• **WHAT IS NEEDED**:
Which lines below contain the word "Intercept"? Copy each of them.

Segment Start: EXTRACTED ENTRIES

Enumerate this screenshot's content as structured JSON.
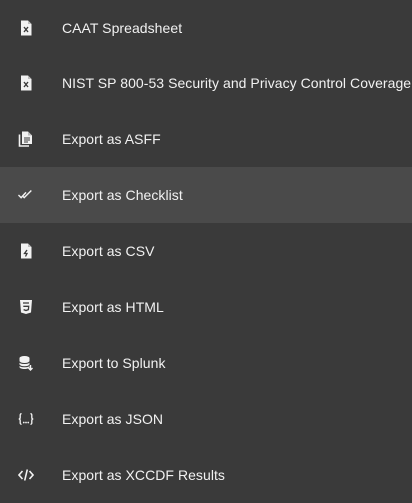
{
  "menu": {
    "items": [
      {
        "label": "CAAT Spreadsheet",
        "icon": "excel-file-icon"
      },
      {
        "label": "NIST SP 800-53 Security and Privacy Control Coverage",
        "icon": "excel-file-icon"
      },
      {
        "label": "Export as ASFF",
        "icon": "document-copy-icon"
      },
      {
        "label": "Export as Checklist",
        "icon": "double-check-icon",
        "highlighted": true
      },
      {
        "label": "Export as CSV",
        "icon": "csv-file-icon"
      },
      {
        "label": "Export as HTML",
        "icon": "html5-icon"
      },
      {
        "label": "Export to Splunk",
        "icon": "database-export-icon"
      },
      {
        "label": "Export as JSON",
        "icon": "json-braces-icon"
      },
      {
        "label": "Export as XCCDF Results",
        "icon": "code-tags-icon"
      }
    ]
  },
  "colors": {
    "background": "#3a3a3a",
    "highlight": "#4a4a4a",
    "text": "#f2f2f2"
  }
}
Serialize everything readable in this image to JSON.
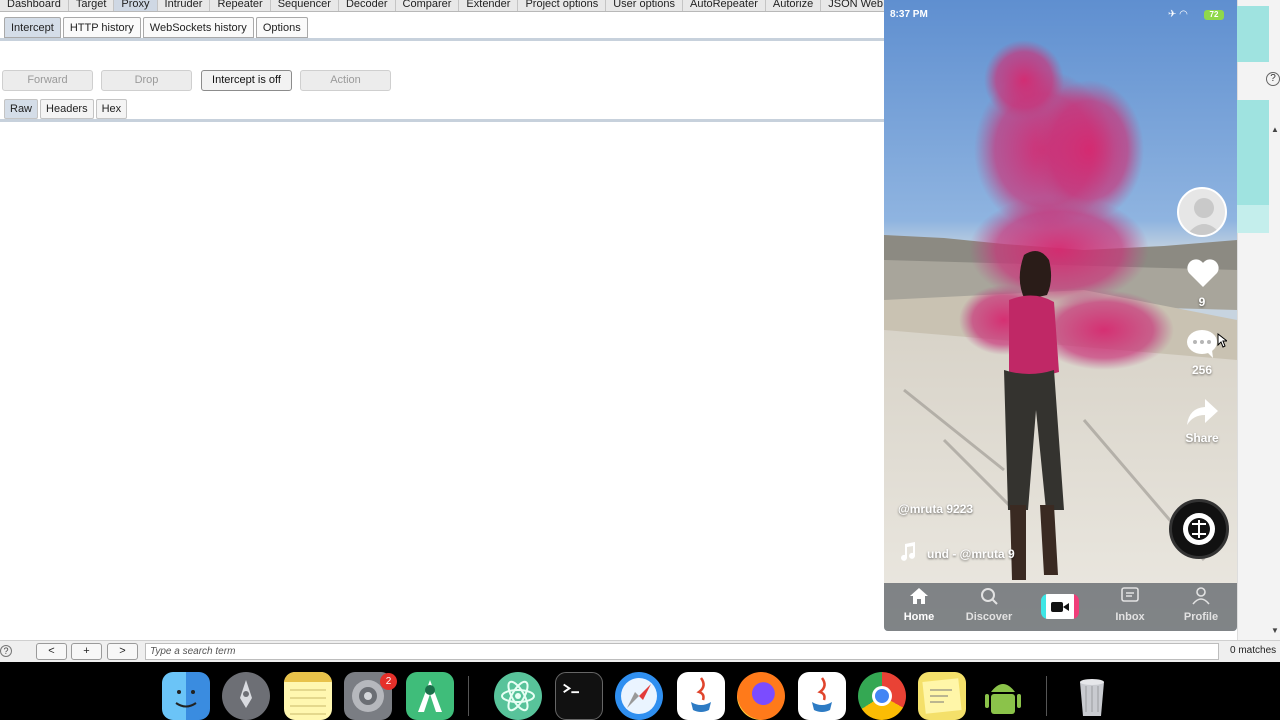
{
  "burp": {
    "top_tabs": [
      {
        "label": "Dashboard",
        "active": false
      },
      {
        "label": "Target",
        "active": false
      },
      {
        "label": "Proxy",
        "active": true
      },
      {
        "label": "Intruder",
        "active": false
      },
      {
        "label": "Repeater",
        "active": false
      },
      {
        "label": "Sequencer",
        "active": false
      },
      {
        "label": "Decoder",
        "active": false
      },
      {
        "label": "Comparer",
        "active": false
      },
      {
        "label": "Extender",
        "active": false
      },
      {
        "label": "Project options",
        "active": false
      },
      {
        "label": "User options",
        "active": false
      },
      {
        "label": "AutoRepeater",
        "active": false
      },
      {
        "label": "Autorize",
        "active": false
      },
      {
        "label": "JSON Web To",
        "active": false
      }
    ],
    "sub_tabs": [
      {
        "label": "Intercept",
        "active": true
      },
      {
        "label": "HTTP history",
        "active": false
      },
      {
        "label": "WebSockets history",
        "active": false
      },
      {
        "label": "Options",
        "active": false
      }
    ],
    "actions": {
      "forward": "Forward",
      "drop": "Drop",
      "intercept": "Intercept is off",
      "action": "Action"
    },
    "message_tabs": [
      {
        "label": "Raw",
        "active": true
      },
      {
        "label": "Headers",
        "active": false
      },
      {
        "label": "Hex",
        "active": false
      }
    ],
    "search": {
      "help": "?",
      "prev": "<",
      "add": "+",
      "next": ">",
      "placeholder": "Type a search term",
      "matches": "0 matches"
    }
  },
  "phone": {
    "status_time": "8:37 PM",
    "battery": "72",
    "likes": "9",
    "comments": "256",
    "share": "Share",
    "username": "@mruta 9223",
    "sound": "und - @mruta 9",
    "nav": {
      "home": "Home",
      "discover": "Discover",
      "inbox": "Inbox",
      "profile": "Profile"
    }
  },
  "dock": {
    "badge": "2",
    "icons": [
      "finder-icon",
      "launchpad-icon",
      "notes-icon",
      "system-preferences-icon",
      "android-studio-icon",
      "atom-icon",
      "terminal-icon",
      "safari-icon",
      "java-icon",
      "firefox-icon",
      "java-icon-2",
      "chrome-icon",
      "stickies-icon",
      "android-icon",
      "trash-icon"
    ]
  },
  "colors": {
    "accent_tab": "#d4dde8",
    "smoke_pink": "#d6286f",
    "cam_cyan": "#3ee6e6",
    "cam_pink": "#f03d79"
  }
}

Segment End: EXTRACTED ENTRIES

• **SOLUTION TO THIS EXERCISE**:
        "label": "Intercept",
      "intercept": "Intercept is off",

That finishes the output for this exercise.